“All of the beams we used in the house came from an 85-year-old man who, when he was younger, thought he was going to build his own timber house,” says Reedstrom. “For years, he collected beams and stored them in a Quonset hut.”
Upstairs, on the second level are two spacious guest suites and a multi-purpose room that features a contemporary quad of built-in bunks, each with their own outlet and storage cubbies. Low-sloped ceilings prevail.
“We wanted to give the upstairs a grandma’s attic sort of feel,” says Graves. “And make it feel like an authentic, older home.”
In step with a lot of the older building styles in the area, there are a lot of built-ins throughout the house — cabinets and seating areas — plus plenty of little nooks.
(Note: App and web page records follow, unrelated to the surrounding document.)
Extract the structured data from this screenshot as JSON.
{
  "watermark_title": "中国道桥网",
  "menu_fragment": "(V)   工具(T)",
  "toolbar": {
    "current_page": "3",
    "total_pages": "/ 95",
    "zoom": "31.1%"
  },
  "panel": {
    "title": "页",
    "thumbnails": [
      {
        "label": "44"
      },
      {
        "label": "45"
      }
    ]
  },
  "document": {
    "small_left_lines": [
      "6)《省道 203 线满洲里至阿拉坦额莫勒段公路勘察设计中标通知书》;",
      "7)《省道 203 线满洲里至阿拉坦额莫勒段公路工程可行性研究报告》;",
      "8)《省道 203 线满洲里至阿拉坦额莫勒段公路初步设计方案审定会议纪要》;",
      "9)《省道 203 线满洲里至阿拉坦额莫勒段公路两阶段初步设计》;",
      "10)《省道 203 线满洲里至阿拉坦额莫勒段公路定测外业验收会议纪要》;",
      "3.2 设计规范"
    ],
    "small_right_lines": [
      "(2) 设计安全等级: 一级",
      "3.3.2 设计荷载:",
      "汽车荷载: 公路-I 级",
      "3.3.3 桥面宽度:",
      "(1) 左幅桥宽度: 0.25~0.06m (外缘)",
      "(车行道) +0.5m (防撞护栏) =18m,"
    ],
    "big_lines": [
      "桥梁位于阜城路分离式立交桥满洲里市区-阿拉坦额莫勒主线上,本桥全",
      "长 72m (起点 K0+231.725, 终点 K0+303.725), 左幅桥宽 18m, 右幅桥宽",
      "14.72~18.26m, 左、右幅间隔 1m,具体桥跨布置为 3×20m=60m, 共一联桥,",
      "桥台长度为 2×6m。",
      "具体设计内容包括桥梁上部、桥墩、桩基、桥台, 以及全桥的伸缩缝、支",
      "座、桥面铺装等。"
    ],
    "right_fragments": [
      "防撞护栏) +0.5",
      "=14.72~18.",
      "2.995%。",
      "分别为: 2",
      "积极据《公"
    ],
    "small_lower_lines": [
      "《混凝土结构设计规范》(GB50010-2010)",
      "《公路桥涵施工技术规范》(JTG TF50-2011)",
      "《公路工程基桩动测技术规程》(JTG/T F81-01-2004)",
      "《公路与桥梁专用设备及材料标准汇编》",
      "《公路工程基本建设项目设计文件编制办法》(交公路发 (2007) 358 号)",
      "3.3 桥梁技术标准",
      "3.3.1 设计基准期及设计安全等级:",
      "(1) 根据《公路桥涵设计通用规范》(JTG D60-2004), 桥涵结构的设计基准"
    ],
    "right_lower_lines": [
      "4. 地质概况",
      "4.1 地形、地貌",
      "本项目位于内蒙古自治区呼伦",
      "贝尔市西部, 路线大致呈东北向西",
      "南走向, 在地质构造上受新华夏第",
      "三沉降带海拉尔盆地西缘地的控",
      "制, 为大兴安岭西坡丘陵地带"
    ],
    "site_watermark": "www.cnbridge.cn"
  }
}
On the main floor, past the master suite and an office, lies one of Sue’s favorite spaces, a secluded screened-in porch.
“This is my hideout,” she says, “It’s small and cozy — plus the view from here is spectacular!”
Look closely at the logs and you’ll see an old newspaper pages, in particular an advertisement for a 1910 Savage rifle, retailing for $9.95.
“In the old days, it was common to glue newspapers to the wood on the inside walls,” say Reedstrom. “This would help weatherproof the wood and it served as almost wallpaper. We intentionally left some of them on the logs.”
“Rustic, refurbished homes sometimes run a risk of dark and drab,” says Reedstrom. “Not here. Because of Sue’s East Coast roots, she is used to large ornamental millwork that’s painted and really refined. Blending the two worlds did something really special to the house. It made it feel so much warmer, so much cozier…so alive!”